This article  is written by Fred Ashford, who is a competitive Masters 2 (over 50) powerlifter who has set M2 records in the raw bench at 479lbs and raw deadlift at 655lbs.

Powerlifting requires a special environment to train and to hone our unique endeavors.

Many mainstream gyms are considered “powerlifting friendly” as well as numerous semi-private and underground gyms.

If you are lucky enough to live close to a powerlifting gym, congratulations.

On the other hand, you have either found your way to a powerlifting friendly commercial gym or created your own home gym environment. Lets call this your ‘home’ because you are familiar with the equipment, where to change, who to ask for a spot, and where to sit when wrapping your knees.

You are familiar with the gym rules and have a clear understanding of the expected protocol. Again, this is your home.

Deadlifting

Powerlifting as we all know is just a sub-set of our lives. If your life is even just a little like mine, you find yourself traveling now and again.

I travel over 60% of the work week so inevitably I find myself road-bound during a training day. Of all of the challenges you have during the work week; meeting clients, late night meetings, fitting into US Airways’ seats… Getting in a good workout might be the largest challenge you face.

I’d like to offer some insight and a few tips that will help get in that max effort squat day you just can’t get in at your home.

Training While On The Road

The first tip is to modify the timing of your program. If you can plan your travels far enough in advance, you could shift around a few training days.

Planning ahead can ensure you lift in the comforts of familiar surroundings. If this isn’t possible because you are going to be gone too long or not enough notice to modify your training, doing some homework before hitting the road will be worthwhile.

Here are three recommendations that may just help you get your workout in:

  1. Ask a powerlifter; Ask those who lift with you and around you if they recommend a gym at a specific location. If you don’t get a response, ask a powerlifting forum. My favorite is  Muscle and Brawn.
  2. Ask the hotel where you are staying; Call ahead to the front desk or concierge service since that’s their job. Don’t be surprised if the first answer you get is “What?” – Ask nicely if they have any staff that even lifts.
  3. Google; The last vestige used by scoundrels and powerlifters alike. I wouldn’t Google “powerlifting gyms” since you may not get any results. Use terms such as gyms, fitness centers, or health clubs and start calling them.

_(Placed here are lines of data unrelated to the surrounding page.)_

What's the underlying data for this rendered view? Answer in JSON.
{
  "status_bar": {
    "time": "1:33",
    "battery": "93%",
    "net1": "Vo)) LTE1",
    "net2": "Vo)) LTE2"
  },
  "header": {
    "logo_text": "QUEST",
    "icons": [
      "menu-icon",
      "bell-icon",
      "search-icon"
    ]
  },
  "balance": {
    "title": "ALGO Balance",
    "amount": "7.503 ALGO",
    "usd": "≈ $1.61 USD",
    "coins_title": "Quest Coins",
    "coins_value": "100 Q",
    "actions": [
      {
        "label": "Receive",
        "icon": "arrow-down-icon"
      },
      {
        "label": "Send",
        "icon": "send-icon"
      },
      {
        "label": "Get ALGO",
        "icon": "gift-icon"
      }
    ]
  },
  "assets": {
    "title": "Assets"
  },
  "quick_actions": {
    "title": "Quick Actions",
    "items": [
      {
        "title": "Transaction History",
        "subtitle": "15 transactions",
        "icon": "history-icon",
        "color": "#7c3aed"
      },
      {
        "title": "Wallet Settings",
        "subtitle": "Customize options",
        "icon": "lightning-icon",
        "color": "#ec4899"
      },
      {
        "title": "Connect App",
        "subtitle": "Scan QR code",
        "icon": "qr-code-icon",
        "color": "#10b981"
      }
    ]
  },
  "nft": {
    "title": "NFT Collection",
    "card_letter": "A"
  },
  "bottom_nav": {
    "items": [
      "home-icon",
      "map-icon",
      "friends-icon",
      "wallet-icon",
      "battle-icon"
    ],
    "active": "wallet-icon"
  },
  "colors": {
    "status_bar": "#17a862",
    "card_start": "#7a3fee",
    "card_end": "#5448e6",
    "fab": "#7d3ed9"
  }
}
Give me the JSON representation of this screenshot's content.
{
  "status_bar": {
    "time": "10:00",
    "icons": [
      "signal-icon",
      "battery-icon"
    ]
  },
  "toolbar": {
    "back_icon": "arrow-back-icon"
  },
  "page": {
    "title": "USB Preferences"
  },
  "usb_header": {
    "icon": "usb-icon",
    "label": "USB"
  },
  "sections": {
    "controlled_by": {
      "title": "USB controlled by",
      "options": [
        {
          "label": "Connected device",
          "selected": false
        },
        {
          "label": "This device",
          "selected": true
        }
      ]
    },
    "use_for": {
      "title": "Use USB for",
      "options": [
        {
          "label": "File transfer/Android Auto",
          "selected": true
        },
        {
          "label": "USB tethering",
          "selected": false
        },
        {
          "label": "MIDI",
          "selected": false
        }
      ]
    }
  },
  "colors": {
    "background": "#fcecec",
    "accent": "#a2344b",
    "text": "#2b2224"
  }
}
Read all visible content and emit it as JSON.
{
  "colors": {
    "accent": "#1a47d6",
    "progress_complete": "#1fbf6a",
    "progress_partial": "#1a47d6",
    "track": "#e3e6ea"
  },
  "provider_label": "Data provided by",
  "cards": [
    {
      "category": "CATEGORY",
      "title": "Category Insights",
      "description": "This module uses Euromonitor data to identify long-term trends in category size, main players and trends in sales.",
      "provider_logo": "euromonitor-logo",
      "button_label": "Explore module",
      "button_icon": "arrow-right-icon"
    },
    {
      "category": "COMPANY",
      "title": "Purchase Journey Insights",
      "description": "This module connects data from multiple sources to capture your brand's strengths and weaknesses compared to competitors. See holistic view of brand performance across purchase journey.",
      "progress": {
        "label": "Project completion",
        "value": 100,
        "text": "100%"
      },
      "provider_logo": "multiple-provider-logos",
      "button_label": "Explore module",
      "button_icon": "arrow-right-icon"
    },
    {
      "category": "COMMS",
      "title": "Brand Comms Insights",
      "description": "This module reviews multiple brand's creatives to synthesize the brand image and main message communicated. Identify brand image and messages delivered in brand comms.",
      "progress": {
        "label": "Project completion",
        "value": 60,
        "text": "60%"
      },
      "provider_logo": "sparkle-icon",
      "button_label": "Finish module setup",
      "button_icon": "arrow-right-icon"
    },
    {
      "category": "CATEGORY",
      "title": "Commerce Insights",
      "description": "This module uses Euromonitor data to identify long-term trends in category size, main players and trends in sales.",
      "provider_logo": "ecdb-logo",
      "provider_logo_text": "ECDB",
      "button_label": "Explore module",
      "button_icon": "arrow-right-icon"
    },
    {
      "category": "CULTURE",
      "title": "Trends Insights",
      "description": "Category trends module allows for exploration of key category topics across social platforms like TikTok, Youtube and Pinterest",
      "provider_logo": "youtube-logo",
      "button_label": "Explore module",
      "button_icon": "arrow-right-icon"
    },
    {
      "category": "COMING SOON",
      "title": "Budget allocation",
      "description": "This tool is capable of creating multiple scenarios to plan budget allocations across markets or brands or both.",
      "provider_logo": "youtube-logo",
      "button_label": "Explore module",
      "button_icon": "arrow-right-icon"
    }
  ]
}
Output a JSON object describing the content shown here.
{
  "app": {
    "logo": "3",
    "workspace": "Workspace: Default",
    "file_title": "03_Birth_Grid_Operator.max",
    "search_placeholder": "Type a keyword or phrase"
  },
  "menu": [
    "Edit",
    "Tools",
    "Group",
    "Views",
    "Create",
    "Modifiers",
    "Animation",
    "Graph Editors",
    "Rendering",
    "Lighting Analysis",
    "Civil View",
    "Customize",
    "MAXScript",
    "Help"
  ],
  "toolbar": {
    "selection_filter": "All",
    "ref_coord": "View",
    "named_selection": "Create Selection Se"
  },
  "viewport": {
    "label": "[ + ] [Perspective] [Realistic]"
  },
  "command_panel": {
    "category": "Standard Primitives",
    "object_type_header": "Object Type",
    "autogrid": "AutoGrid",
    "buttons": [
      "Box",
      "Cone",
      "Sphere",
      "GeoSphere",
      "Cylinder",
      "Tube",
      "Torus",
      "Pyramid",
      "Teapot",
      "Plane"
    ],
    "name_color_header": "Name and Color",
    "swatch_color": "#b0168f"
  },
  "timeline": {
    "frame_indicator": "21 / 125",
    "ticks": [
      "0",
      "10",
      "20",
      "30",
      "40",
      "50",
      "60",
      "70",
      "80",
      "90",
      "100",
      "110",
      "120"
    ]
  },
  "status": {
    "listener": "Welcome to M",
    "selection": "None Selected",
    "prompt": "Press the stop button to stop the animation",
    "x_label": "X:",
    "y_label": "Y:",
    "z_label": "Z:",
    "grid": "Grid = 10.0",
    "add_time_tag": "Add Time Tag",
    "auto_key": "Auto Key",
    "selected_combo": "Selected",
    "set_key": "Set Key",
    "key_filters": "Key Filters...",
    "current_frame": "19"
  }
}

The conversation usually goes one of four ways.
    1. “Hi, do you guys have free weights?” “No? Okay, thanks.”
    2. “Hi, do you guys have free weights? Do you have racks and an area to deadlift?” “No? Okay, thanks.”
    3. “Hi, do you guys have racks and a deadlift platform? Is it strictly for classes or do you accommodate powerlifters?” “Just classes? Okay, thanks.”
    4. “Hi, this is Planet Fitness?” Just hang up.

Once you find a gym that will welcome or at least tolerate a powerlifter, ask about their hours of operation and their peak hours. Finding a gym is just half the challenge; getting in a productive workout requires a little more homework.

Here are a few tips to facilitate a good road workout:

  • Try to work around their peak hours. The gym may tolerate our sport but other patrons may not.
  • Expect the worst. No lockers, no changing room, crappy spotters, or no water fountain. If you plan on leaving valuables in your car, changing before you get there, asking the desk for spotter references, and bringing your own water you won’t be disappointed if the joint isn’t all it’s cracked up to be.
  • Ask to work in. Let the gym member know you don’t mind stripping weights, they usually welcome a stranger. You’re going to have to put up with the occasional dumb ass questions like “why do you squat so deep” or “why do you do heavy rows?” This comes with the territory; always has, always will.
  • Set a pace. When I’m on the road I usually find myself training faster than usual. Thoughts like “Oh I better get to that rack or I’m going to lose it” or “better hit that bench now or I’m shit out of luck.” Be cognizant of this and slow it down, waiting a few extra minutes for the rack will allow you to get more out of your workout than rushing through it.
  • Bring liquid chalk and a towel. Rack your weights and clean your area before moving on even if the locals suck at it. Folks in the gym will notice and respond accordingly.
  • Lastly, realize you are a visitor so act like one. Be gracious, modest, and friendly; you may just change a few stereotypes along the way.

With a little forethought and planning, that required trip to visit your supplier for three days won’t disrupt your training for the next meet.

 

Any questions or tips you use while traveling? Leave them below.